(b) The results of the audit are public. The commissioner of administration shall review the results of the audit. If the commissioner determines that there is a pattern of substantial noncompliance with this section by the law enforcement agency, the agency must immediately suspend operation of all automated license plate reader devices until the commissioner has authorized the agency to reinstate their use. An order of suspension under this paragraph may be issued by the commissioner, upon review of the results of the audit, review of the applicable provisions of this chapter, and after providing the agency a reasonable opportunity to respond to the audit's findings.
(c) A report summarizing the results of each audit must be provided to the commissioner of administration, to the chair and ranking minority members of the committees of the house of representatives and the senate with jurisdiction over data practices and public safety issues, and to the Legislative Commission on Data Practices and Personal Data Privacy no later than 30 days following completion of the audit.

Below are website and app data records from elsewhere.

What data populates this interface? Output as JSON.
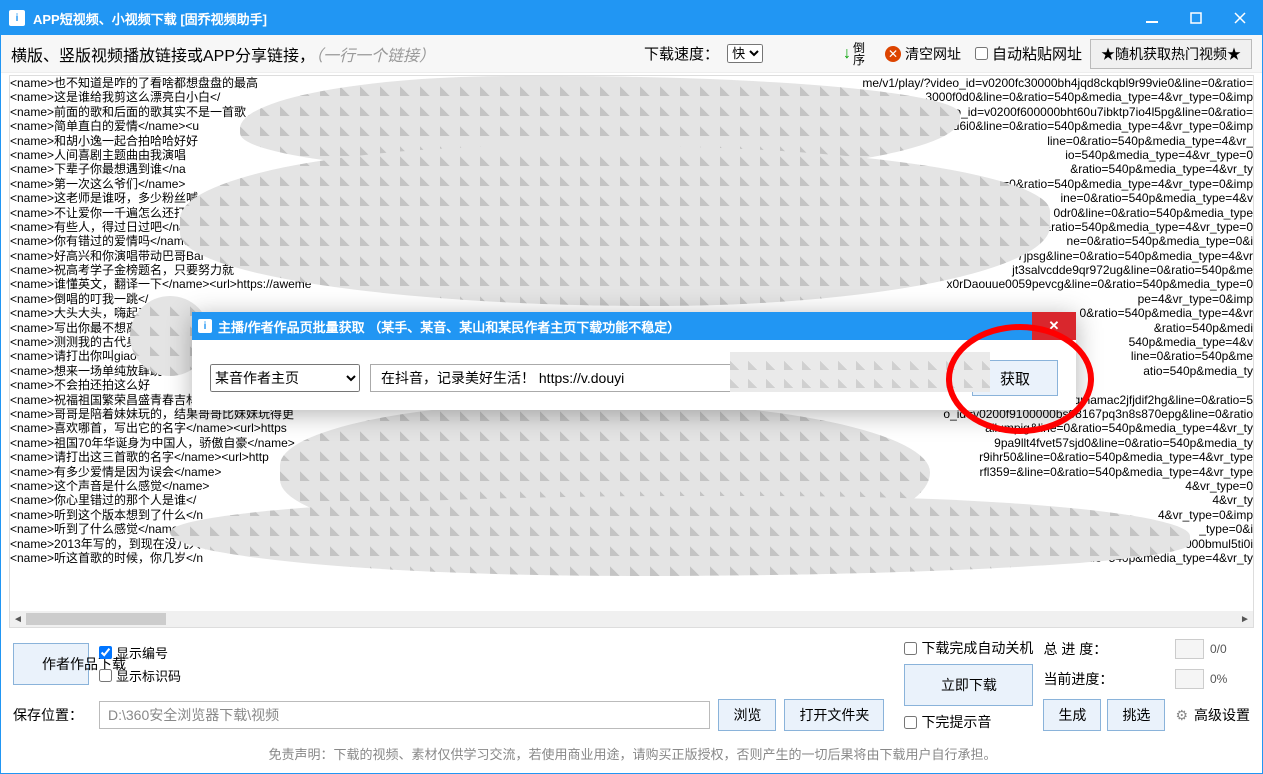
{
  "title": "APP短视频、小视频下载 [固乔视频助手]",
  "toolbar": {
    "hint_dark": "横版、竖版视频播放链接或APP分享链接，",
    "hint_light": "（一行一个链接）",
    "speed_label": "下载速度：",
    "speed_value": "快",
    "speed_options": [
      "快"
    ],
    "sort_top": "倒",
    "sort_bottom": "序",
    "clear_label": "清空网址",
    "auto_paste_label": "自动粘贴网址",
    "random_hot": "★随机获取热门视频★"
  },
  "lines": {
    "left": [
      "<name>也不知道是咋的了看啥都想盘盘的最高",
      "<name>这是谁给我剪这么漂亮白小白</",
      "<name>前面的歌和后面的歌其实不是一首歌",
      "<name>简单直白的爱情</name><u",
      "<name>和胡小逸一起合拍哈哈好好",
      "<name>人间喜剧主题曲由我演唱",
      "<name>下辈子你最想遇到谁</na",
      "<name>第一次这么爷们</name>",
      "<name>这老师是谁呀，多少粉丝喊",
      "<name>不让爱你一千遍怎么还打赌",
      "<name>有些人，得过日过吧</na",
      "<name>你有错过的爱情吗</name",
      "<name>好高兴和你演唱带动巴哥Bar",
      "<name>祝高考学子金榜题名，只要努力就",
      "<name>谁懂英文，翻译一下</name><url>https://aweme",
      "<name>倒唱的叮我一跳</",
      "<name>大头大头，嗨起来嗨",
      "<name>写出你最不想离开的",
      "<name>测测我的古代身份!!",
      "<name>请打出你叫giao什",
      "<name>想来一场单纯放肆跳",
      "<name>不会拍还拍这么好",
      "<name>祝福祖国繁荣昌盛青春吉林我们一起开创中国!!",
      "<name>哥哥是陪着妹妹玩的，结果哥哥比妹妹玩得更",
      "<name>喜欢哪首，写出它的名字</name><url>https",
      "<name>祖国70年华诞身为中国人，骄傲自豪</name>",
      "<name>请打出这三首歌的名字</name><url>http",
      "<name>有多少爱情是因为误会</name>",
      "<name>这个声音是什么感觉</name>",
      "<name>你心里错过的那个人是谁</",
      "<name>听到这个版本想到了什么</n",
      "<name>听到了什么感觉</name><url",
      "<name>2013年写的，到现在没几人听过它",
      "<name>听这首歌的时候，你几岁</n"
    ],
    "right": [
      "me/v1/play/?video_id=v0200fc30000bh4jqd8ckqbl9r99vie0&line=0&ratio=",
      "3000f0d0&line=0&ratio=540p&media_type=4&vr_type=0&imp",
      "1/play/?video_id=v0200f600000bht60u7ibktp7io4l5pg&line=0&ratio=",
      "47ovo91hievd6i0&line=0&ratio=540p&media_type=4&vr_type=0&imp",
      "line=0&ratio=540p&media_type=4&vr_",
      "io=540p&media_type=4&vr_type=0",
      "&ratio=540p&media_type=4&vr_ty",
      "line=0&ratio=540p&media_type=4&vr_type=0&imp",
      "ine=0&ratio=540p&media_type=4&v",
      "0dr0&line=0&ratio=540p&media_type",
      "line=0&ratio=540p&media_type=4&vr_type=0",
      "ne=0&ratio=540p&media_type=0&i",
      "7jpsg&line=0&ratio=540p&media_type=4&vr",
      "jt3salvcdde9qr972ug&line=0&ratio=540p&me",
      "x0rDaouue0059pevcg&line=0&ratio=540p&media_type=0",
      "pe=4&vr_type=0&imp",
      "0&ratio=540p&media_type=4&vr",
      "&ratio=540p&medi",
      "540p&media_type=4&v",
      "line=0&ratio=540p&me",
      "atio=540p&media_ty",
      "",
      "=v0200fc9000bm4uqmamac2jfjdif2hg&line=0&ratio=5",
      "o_id=v0200f9100000bs08167pq3n8s870epg&line=0&ratio",
      "ailumpig&line=0&ratio=540p&media_type=4&vr_ty",
      "9pa9llt4fvet57sjd0&line=0&ratio=540p&media_ty",
      "r9ihr50&line=0&ratio=540p&media_type=4&vr_type",
      "rfl359=&line=0&ratio=540p&media_type=4&vr_type",
      "4&vr_type=0",
      "4&vr_ty",
      "4&vr_type=0&imp",
      "_type=0&i",
      "30000bmul5ti0i",
      "ratio=540p&media_type=4&vr_ty"
    ]
  },
  "progress": {
    "total_label": "总 进 度：",
    "total_text": "0/0",
    "current_label": "当前进度：",
    "current_text": "0%"
  },
  "path": {
    "label": "保存位置：",
    "value": "D:\\360安全浏览器下载\\视频",
    "browse": "浏览",
    "open_folder": "打开文件夹"
  },
  "buttons": {
    "author_download": "作者作品下载",
    "generate": "生成",
    "select": "挑选",
    "advanced": "高级设置",
    "download_now": "立即下载"
  },
  "checks": {
    "show_index": "显示编号",
    "show_tag": "显示标识码",
    "auto_shutdown": "下载完成自动关机",
    "done_sound": "下完提示音"
  },
  "disclaimer": "免责声明：下载的视频、素材仅供学习交流，若使用商业用途，请购买正版授权，否则产生的一切后果将由下载用户自行承担。",
  "dialog": {
    "title": "主播/作者作品页批量获取 （某手、某音、某山和某民作者主页下载功能不稳定）",
    "select_value": "某音作者主页",
    "input_value": "在抖音，记录美好生活！ https://v.douyi",
    "fetch": "获取"
  }
}
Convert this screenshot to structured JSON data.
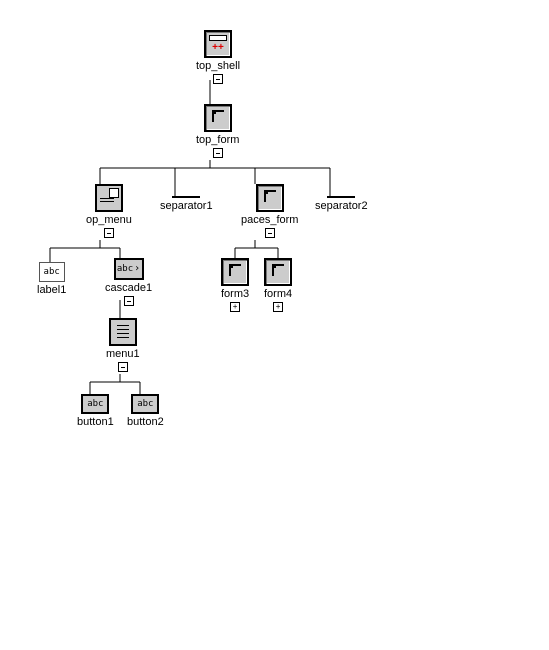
{
  "tree": {
    "root": {
      "name": "top_shell",
      "icon": "shell",
      "children": [
        {
          "name": "top_form",
          "icon": "form",
          "children": [
            {
              "name": "op_menu",
              "icon": "opmenu",
              "children": [
                {
                  "name": "label1",
                  "icon": "abc",
                  "children": []
                },
                {
                  "name": "cascade1",
                  "icon": "abc-arrow",
                  "children": [
                    {
                      "name": "menu1",
                      "icon": "menu",
                      "children": [
                        {
                          "name": "button1",
                          "icon": "abc",
                          "children": []
                        },
                        {
                          "name": "button2",
                          "icon": "abc",
                          "children": []
                        }
                      ]
                    }
                  ]
                }
              ]
            },
            {
              "name": "separator1",
              "icon": "sep",
              "children": []
            },
            {
              "name": "paces_form",
              "icon": "form",
              "children": [
                {
                  "name": "form3",
                  "icon": "form",
                  "collapsed": true,
                  "children": []
                },
                {
                  "name": "form4",
                  "icon": "form",
                  "collapsed": true,
                  "children": []
                }
              ]
            },
            {
              "name": "separator2",
              "icon": "sep",
              "children": []
            }
          ]
        }
      ]
    }
  },
  "labels": {
    "top_shell": "top_shell",
    "top_form": "top_form",
    "op_menu": "op_menu",
    "separator1": "separator1",
    "paces_form": "paces_form",
    "separator2": "separator2",
    "label1": "label1",
    "cascade1": "cascade1",
    "menu1": "menu1",
    "button1": "button1",
    "button2": "button2",
    "form3": "form3",
    "form4": "form4"
  },
  "glyphs": {
    "abc": "abc",
    "abcarrow": "abc"
  }
}
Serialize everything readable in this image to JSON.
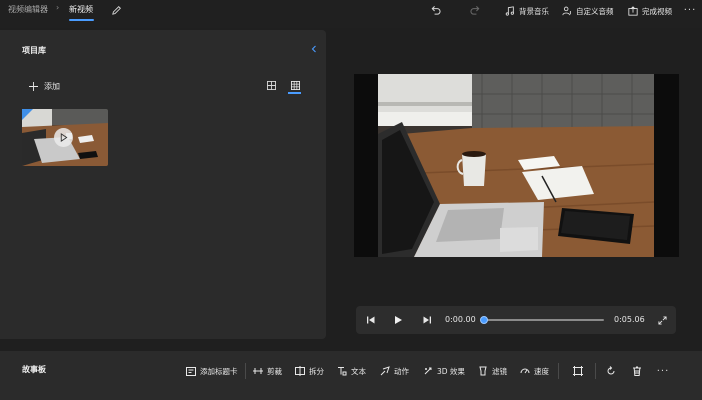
{
  "topbar": {
    "breadcrumb_root": "视频编辑器",
    "breadcrumb_current": "新视频",
    "background_music": "背景音乐",
    "custom_audio": "自定义音频",
    "finish_video": "完成视频"
  },
  "library": {
    "title": "项目库",
    "add_label": "添加"
  },
  "player": {
    "current_time": "0:00.00",
    "total_time": "0:05.06",
    "progress": 0
  },
  "storyboard": {
    "title": "故事板",
    "tools": {
      "add_title_card": "添加标题卡",
      "trim": "剪裁",
      "split": "拆分",
      "text": "文本",
      "motion": "动作",
      "effects_3d": "3D 效果",
      "filters": "滤镜",
      "speed": "速度"
    }
  },
  "colors": {
    "accent": "#4a9cff",
    "panel": "#2b2b2b",
    "background": "#1f1f1f"
  }
}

(b) The responsible authority for a law enforcement agency must establish written procedures to ensure that law enforcement personnel have access to the data only if authorized in writing by the chief of police, sheriff, or head of the law enforcement agency, or their designee, to obtain access to data collected by an automated license plate reader for a legitimate, specified, and documented law enforcement purpose. Consistent with the requirements of paragraph (c), each access must be based on a reasonable suspicion that the data are pertinent to an active criminal investigation and must include a record of the factual basis for the access and any associated case number, complaint, or incident that is the basis for the access.
(c) The ability of authorized individuals to enter, update, or access automated license plate reader data must be limited through the use of role-based access that corresponds to the official duties or training level of the individual and the statutory authorization that grants access for that purpose. All queries and responses, and all actions in which data are entered, updated, accessed, shared, or disseminated, must be recorded in a data audit trail. Data contained in the audit trail are public, to the extent that the data are not otherwise classified by law.
(a) Within ten days of the installation or current use of an automated license plate reader or the integration of automated license plate reader technology into another surveillance device, a law enforcement agency must notify the Bureau of Criminal Apprehension of that installation or use and of any fixed location of a stationary automated license plate reader.
(b) The Bureau of Criminal Apprehension must maintain a list of law enforcement agencies using automated license plate readers or other surveillance devices with automated license plate reader capability, including locations of any fixed stationary automated license plate readers or other devices. Except to the extent that the law enforcement agency determines that the location of a specific reader or other device is security information, as defined in section 13.37, this list is accessible to the public and must be available on the bureau's website. A determination that the location of a reader or other device is security information is subject to in-camera judicial review, as provided in section 13.08, subdivision 4.
Official Publication of the State of Minnesota
Revisor of Statutes